Belle was very worried about the ladybug’s safety and kept trying to hide it under leaves.

… she was right to be worried.  Owen trued to eat it!  But I quickly re-homed our new friend a few feet away.

Kids or Coyote snacks?

Coyote information to keep your kids safe when hiking or playing in the forest

Enjoying nature with your little ones can be wonderful.  Worrying they are going to be eaten by a coyote, not so wonderful.

How do you keep your kids from being a bite-sized coyote snack?

First, here is a short video on what is called Coyote Hazing, produced by our town.

We tend to stick to the same general area to play in the forest.  This allows the kids to leave bigger projects like building shelters or obstacles courses or bridges they can come back to another day.  In our familiar area of the forest we have never seen a coyote.  However, a mountain biker we see a few times a week, told me that another hiker had been surrounded by a few coyotes just up the trail from where we go.  Scary!

So we have taken a few steps to make sure the kids learn how to deal with coyotes.

  1. We have practiced putting your hands way over your head, (with a big stick is extra points) and yelling “GO AWAY!”
  2. We have played coyote many times, with the above, and making sure no one turns and runs, because apparently that can encourage coyotes to chase you.
  3. The two older kids, who occasionally go a little further than the younger kids, have very loud whistles.
  4. I have an air horn, which should scare off most animals.
  5. We are double checking any new areas we play in for brush or little shelters that could be used as coyote dens.

Has anyone come across a coyote in Oakville or otherwise?

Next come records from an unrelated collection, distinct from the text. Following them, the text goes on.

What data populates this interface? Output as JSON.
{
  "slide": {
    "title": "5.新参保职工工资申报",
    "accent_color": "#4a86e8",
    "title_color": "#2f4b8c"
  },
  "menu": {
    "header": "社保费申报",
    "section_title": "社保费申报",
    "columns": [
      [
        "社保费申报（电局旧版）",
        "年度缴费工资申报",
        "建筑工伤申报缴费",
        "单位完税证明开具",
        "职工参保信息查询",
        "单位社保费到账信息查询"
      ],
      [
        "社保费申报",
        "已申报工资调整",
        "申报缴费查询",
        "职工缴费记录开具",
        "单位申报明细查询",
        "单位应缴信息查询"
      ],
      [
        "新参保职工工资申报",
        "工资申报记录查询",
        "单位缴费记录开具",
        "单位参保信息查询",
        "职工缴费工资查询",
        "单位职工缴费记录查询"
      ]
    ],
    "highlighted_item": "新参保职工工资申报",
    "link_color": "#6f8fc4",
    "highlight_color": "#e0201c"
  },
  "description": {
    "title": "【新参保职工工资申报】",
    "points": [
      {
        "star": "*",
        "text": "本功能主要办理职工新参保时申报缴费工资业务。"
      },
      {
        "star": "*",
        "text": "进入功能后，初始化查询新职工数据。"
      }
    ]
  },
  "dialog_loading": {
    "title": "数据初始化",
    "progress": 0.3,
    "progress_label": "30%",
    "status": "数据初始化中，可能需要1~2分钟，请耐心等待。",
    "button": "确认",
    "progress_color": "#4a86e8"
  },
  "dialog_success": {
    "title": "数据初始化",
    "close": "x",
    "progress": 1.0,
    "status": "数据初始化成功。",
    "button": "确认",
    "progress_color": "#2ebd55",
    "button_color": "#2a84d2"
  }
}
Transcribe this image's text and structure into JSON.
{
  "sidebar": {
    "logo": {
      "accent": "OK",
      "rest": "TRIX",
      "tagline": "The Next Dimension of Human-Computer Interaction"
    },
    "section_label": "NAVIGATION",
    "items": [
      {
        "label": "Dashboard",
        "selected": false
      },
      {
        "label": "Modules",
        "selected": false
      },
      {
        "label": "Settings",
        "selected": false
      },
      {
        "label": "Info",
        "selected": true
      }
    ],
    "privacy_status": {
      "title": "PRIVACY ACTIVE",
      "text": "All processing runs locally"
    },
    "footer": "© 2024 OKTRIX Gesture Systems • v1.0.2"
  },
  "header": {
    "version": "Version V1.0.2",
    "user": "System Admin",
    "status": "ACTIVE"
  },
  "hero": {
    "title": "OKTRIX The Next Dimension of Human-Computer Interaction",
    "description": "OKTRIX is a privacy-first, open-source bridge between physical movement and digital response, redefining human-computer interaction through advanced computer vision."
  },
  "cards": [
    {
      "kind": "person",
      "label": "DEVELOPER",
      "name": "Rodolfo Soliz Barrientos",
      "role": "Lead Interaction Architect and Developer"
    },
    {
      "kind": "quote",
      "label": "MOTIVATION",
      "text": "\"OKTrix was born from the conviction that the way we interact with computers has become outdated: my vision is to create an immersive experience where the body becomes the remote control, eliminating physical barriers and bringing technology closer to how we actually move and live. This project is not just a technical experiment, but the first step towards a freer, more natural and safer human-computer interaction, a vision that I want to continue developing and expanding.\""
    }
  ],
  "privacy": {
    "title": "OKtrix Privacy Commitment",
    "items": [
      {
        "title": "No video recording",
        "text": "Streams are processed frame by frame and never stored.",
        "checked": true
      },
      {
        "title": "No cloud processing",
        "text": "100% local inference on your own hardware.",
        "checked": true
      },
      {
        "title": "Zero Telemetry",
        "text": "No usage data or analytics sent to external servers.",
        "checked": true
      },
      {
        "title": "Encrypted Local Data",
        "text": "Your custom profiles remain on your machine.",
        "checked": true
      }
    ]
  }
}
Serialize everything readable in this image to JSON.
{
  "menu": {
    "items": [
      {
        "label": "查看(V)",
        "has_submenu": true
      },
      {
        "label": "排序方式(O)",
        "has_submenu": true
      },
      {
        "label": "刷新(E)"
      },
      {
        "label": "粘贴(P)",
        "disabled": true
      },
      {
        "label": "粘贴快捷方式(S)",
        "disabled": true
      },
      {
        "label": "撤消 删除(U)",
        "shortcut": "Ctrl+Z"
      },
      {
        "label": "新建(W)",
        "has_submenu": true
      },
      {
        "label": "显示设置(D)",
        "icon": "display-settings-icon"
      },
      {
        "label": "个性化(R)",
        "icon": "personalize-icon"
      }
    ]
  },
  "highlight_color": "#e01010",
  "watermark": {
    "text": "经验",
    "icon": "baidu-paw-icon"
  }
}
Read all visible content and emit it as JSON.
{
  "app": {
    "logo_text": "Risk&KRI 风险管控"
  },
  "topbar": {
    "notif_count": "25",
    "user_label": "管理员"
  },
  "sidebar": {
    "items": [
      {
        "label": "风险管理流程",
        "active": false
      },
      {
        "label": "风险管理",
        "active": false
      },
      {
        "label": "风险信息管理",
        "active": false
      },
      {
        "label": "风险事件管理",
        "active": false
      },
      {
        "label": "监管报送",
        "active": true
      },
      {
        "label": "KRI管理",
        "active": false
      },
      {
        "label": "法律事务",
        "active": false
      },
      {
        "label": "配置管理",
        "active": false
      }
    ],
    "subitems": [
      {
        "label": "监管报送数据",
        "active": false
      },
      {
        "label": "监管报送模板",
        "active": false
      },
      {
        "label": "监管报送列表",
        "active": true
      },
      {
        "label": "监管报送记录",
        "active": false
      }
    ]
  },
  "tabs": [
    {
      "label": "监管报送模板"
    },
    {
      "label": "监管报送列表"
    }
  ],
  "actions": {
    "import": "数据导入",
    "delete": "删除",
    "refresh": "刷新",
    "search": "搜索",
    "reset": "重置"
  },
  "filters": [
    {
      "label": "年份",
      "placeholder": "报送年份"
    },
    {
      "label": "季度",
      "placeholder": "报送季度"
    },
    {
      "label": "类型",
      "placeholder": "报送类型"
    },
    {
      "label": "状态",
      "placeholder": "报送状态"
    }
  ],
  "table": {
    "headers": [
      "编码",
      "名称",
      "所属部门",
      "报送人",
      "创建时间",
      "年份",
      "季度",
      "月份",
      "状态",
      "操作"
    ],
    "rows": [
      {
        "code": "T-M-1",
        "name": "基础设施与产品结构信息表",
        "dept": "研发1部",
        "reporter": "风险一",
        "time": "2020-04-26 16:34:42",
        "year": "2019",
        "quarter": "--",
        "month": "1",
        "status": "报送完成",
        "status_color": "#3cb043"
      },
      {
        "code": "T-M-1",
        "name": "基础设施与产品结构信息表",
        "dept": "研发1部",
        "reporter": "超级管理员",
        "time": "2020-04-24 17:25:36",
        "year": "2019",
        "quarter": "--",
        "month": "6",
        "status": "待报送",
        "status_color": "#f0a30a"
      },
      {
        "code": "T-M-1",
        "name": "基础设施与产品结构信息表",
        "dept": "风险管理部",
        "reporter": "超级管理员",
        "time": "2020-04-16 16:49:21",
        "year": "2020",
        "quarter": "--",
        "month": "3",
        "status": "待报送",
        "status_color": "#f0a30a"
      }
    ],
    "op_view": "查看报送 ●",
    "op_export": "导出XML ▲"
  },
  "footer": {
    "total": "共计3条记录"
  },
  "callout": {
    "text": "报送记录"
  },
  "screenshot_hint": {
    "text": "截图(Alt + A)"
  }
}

This recent sighting makes me a little extra cautious, but it won’t stop us from enjoying the outdoors, and it seems to add to the adventure.  The kids are even enjoying our new “Coyote” game and have added it to their rotation.